KC Tenants, a tenant union in Kansas City, MO, recently undertook a listening project to learn about challenges facing tenants in rural Missouri in order to help build power among tenants statewide. The organization detailed the findings of the project in a report, “The State of Missouri Tenants: Listening to Tenants in America’s Heartland,” and in an accompanying audio reel. Several major challenges were cited by participants in the listening sessions, with housing conditions, rent costs, and landlord abuse being the most common.
Project organizers conducted over 1,000 deep listening sessions with rural tenants across Missouri. Door-to-door canvassing was focused on two regional hubs in Southeast and Southwest Missouri – Cape Girardeau and Springfield – but canvassers also conducted conversations by phone in the central and northern parts of the state. The deep listening sessions covered topics like challenges faced by tenants in their homes, questions about responsibility, and tenant ideas about the role of housing in their communities.
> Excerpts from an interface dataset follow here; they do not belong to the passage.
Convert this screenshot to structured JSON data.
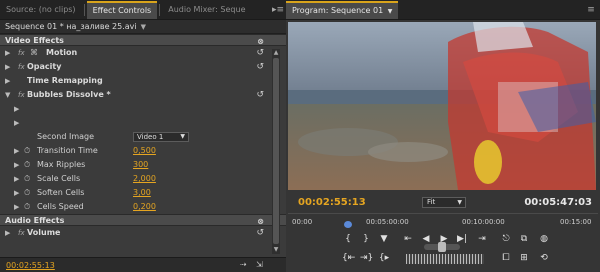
{
  "left_panel": {
    "tabs": [
      "Source: (no clips)",
      "Effect Controls",
      "Audio Mixer: Seque"
    ],
    "tab_menu_icon": "panel-menu-icon",
    "sequence_label": "Sequence 01 * на_заливе 25.avi",
    "video_section": "Video Effects",
    "effects": {
      "motion": "Motion",
      "opacity": "Opacity",
      "time_remapping": "Time Remapping",
      "bubbles": "Bubbles Dissolve *"
    },
    "fx_label": "fx",
    "params": {
      "second_image_label": "Second Image",
      "second_image_value": "Video 1",
      "transition_time_label": "Transition Time",
      "transition_time_value": "0,500",
      "max_ripples_label": "Max Ripples",
      "max_ripples_value": "300",
      "scale_cells_label": "Scale Cells",
      "scale_cells_value": "2,000",
      "soften_cells_label": "Soften Cells",
      "soften_cells_value": "3,00",
      "cells_speed_label": "Cells Speed",
      "cells_speed_value": "0,200"
    },
    "audio_section": "Audio Effects",
    "audio_effects": {
      "volume": "Volume"
    },
    "timecode": "00:02:55:13"
  },
  "right_panel": {
    "tab": "Program: Sequence 01",
    "current_timecode": "00:02:55:13",
    "zoom": "Fit",
    "duration": "00:05:47:03",
    "ruler_labels": [
      "00:00",
      "00:05:00:00",
      "00:10:00:00",
      "00:15:00"
    ]
  },
  "colors": {
    "accent": "#e5a521",
    "panel_bg": "#3b3b3b",
    "active_tab_border": "#d9a41b",
    "playhead": "#5b8ad9"
  }
}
Half the tenants interviewed identified rent costs as a major challenge. Though high and increasing rents are usually seen as an issue faced by tenants in metropolitan areas, many of the rural tenants interviewed were paying more than half their incomes on rent and did not believe more affordable alternatives existed nearby. The minimum wage in Missouri is $11.15/hour, but tenants in Cape Girardeau, for example, would need to earn $15.52/hour in order to afford a two-bedroom apartment at fair market rent (see Out of Reach 2021). Increasing rent costs were cited as a particular challenge by tenants in Springfield, MO, a growing metro area. One tenant who was interviewed had lived in his unit for 13 years but after learning of an upcoming rent increase had concluded that he would have to vacate to find more affordable housing.
Fifty-three percent of tenants saw housing conditions as a major issue. Housing conditions were mentioned with particular frequency by tenants in public housing units, who cited mold, pests and rodents, and antiquated appliances as significantly affecting their quality of life. Several tenants had experienced apartment fires due to poor infrastructure, including outdated stoves and breaker boxes. Other issues commonly cited by tenants included landlord abuse (41%), poor property management (38%), safety (29%), and eviction (28%).
To assess housing stability across housing types and race, canvassers asked tenants about the lengths of time they had lived in their current homes. Residents of public housing had the highest rates of housing stability, with 36% of tenants having lived in their current unit for more than three years. Only 16% of tenants living in apartment complexes and 21% of tenants living in trailers had lived in their current units for more than three years. Housing stability was also low among Latino tenants: only 16% of Latino tenants had lived in their current unit for more than 3 years, compared to 33% of Black tenants and 36% of white tenants.
Many tenants believed that landlords, developers, and politicians were largely responsible for their current housing challenges. Tenants also mentioned the role played by whiteness, wealth, and power in creating structural barriers to more just, accessible, and affordable housing. The report concludes by listing steps KC Tenants plans to take to support local organizing efforts in rural Missouri.
Read the report at: https://bit.ly/3vM8i4I